IMG 0527

You also get to meet Baraka, a blind black rhino and a brave ambassador for his species



Lake Nakuru and The Great Rift Valley

IMG 0626

Lake Nakuru is filled with big game and over 400 bird species


Leaving Ol Pejeta behind us, we headed west towards the Great Rift Valley, where we visited several picturesque lakes including Lake Elmenteita, Lake Naivasha and Lake Nakuru. The main attraction here is the birdlife, with over 400 species found in and around the lake including flamingos, storks, spoonbills, pelicans, eagles and herons. The national park is also home to lions, buffaloes, rhinos, zebras, gazelles, waterbucks and warthogs. On the way to the Great Rift Valley, you’ll have the chance to stop and visit the spinners and weavers at Nanyuki, a craft cooperative which was set up in 1977 for local women to become employed and live sustainably. This provides a great insight into the daily life of Kenyans.

IMG 0687

 Egrets are often found sitting on buffalo - they eat insects that are stuck to the skin, so both animals benefit as the egret gets fed and the buffalo gets rid of germs


The Masai Mara

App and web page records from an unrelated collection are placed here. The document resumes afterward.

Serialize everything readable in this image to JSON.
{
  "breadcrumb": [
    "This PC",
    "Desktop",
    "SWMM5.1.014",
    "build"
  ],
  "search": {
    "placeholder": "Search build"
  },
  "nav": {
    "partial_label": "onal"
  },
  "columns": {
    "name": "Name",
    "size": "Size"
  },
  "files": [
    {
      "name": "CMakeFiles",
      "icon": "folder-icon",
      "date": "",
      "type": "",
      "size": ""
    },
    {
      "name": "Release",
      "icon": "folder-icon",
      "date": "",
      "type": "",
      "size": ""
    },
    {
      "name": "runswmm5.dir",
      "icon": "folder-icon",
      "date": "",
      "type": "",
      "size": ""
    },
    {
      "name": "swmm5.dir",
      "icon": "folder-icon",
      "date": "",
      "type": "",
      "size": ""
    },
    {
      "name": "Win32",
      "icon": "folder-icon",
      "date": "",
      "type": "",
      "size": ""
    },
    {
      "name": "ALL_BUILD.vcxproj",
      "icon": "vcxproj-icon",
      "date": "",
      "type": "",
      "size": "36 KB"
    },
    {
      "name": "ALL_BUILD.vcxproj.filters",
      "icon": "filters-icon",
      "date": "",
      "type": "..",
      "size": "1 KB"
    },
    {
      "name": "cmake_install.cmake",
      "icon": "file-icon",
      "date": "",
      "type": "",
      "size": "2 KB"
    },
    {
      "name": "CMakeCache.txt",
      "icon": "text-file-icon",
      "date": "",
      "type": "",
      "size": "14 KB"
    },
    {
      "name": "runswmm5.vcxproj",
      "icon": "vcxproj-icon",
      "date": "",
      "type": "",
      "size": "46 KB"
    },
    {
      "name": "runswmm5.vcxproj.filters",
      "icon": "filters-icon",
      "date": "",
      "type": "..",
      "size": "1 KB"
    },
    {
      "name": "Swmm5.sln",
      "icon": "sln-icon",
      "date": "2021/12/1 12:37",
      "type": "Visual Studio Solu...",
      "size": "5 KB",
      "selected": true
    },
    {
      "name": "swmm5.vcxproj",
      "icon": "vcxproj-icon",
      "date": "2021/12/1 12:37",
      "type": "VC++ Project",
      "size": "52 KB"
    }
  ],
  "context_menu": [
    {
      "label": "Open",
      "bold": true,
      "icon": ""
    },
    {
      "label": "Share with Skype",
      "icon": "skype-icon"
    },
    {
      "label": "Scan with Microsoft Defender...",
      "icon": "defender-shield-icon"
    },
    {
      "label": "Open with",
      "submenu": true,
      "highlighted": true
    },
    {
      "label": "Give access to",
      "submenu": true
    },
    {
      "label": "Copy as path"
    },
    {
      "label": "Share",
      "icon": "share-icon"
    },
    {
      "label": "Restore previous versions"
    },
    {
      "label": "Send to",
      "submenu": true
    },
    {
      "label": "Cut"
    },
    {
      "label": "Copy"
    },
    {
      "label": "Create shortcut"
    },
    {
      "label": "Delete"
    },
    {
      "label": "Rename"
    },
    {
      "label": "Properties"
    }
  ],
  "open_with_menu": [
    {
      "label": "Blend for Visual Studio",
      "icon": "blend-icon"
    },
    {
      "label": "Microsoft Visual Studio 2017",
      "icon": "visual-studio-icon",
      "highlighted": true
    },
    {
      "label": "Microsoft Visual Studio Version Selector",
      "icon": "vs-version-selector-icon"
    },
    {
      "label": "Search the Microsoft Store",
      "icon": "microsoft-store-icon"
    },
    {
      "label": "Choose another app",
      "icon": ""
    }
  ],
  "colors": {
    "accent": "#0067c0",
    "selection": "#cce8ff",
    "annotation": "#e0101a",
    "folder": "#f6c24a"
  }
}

My safari in Kenya ended at Africa’s iconic national park: The Masai Mara. Although I wasn’t here during the great migration season, I was still blown away by the abundance of wildlife around every corner, and the sheer beauty of the savannah, with plains rolling as far as the eye can see, and hot air balloons floating above families of elephants in the distance. We saw all the classic African animals here, including some exciting interactions at close proximity to the vehicle.

IMG 0078

A leopard lazing in the treetops

IMG 0676

A classic Masai Mara scene

Grey Crowned Crane 2

A grey crowned crane

IMG 0742

A lion stalking through the grass

Each time we saw something, my guide would stop for a while allowing me to take photos and observe the animals – from leopards lazing in the treetops to lions stalking hyenas in the long grass. Despite having done safaris before, this felt like the perfect end to my Kenya safari, before I hit the beach…


Diani Beach


Diani Beach is the perfect place to relax after your safari


The grand finale to my Kenya trip was a much needed few days on the coast. I flew directly from the Masai Mara to the coast, and spent a few days enjoying the white sandy beaches of Diani. There are several activities on offer here, including snorkelling on coral reefs, kitesurfing and making the most of the hotel’s swimming pool, spa and variety of bars and restaurants.


We are delighted to announce that our Kenya holidays are now online, with amazing discounts and flexible booking conditions. Throughout the trip you will be accompanied by your guide in a safari vehicle with no more than six passengers. Flights from the UK, accommodation and transfers are included in the price, plus all meals and game drives during the safari.

Found this blog useful? Sign up to our newsletter for more holiday tips and advice!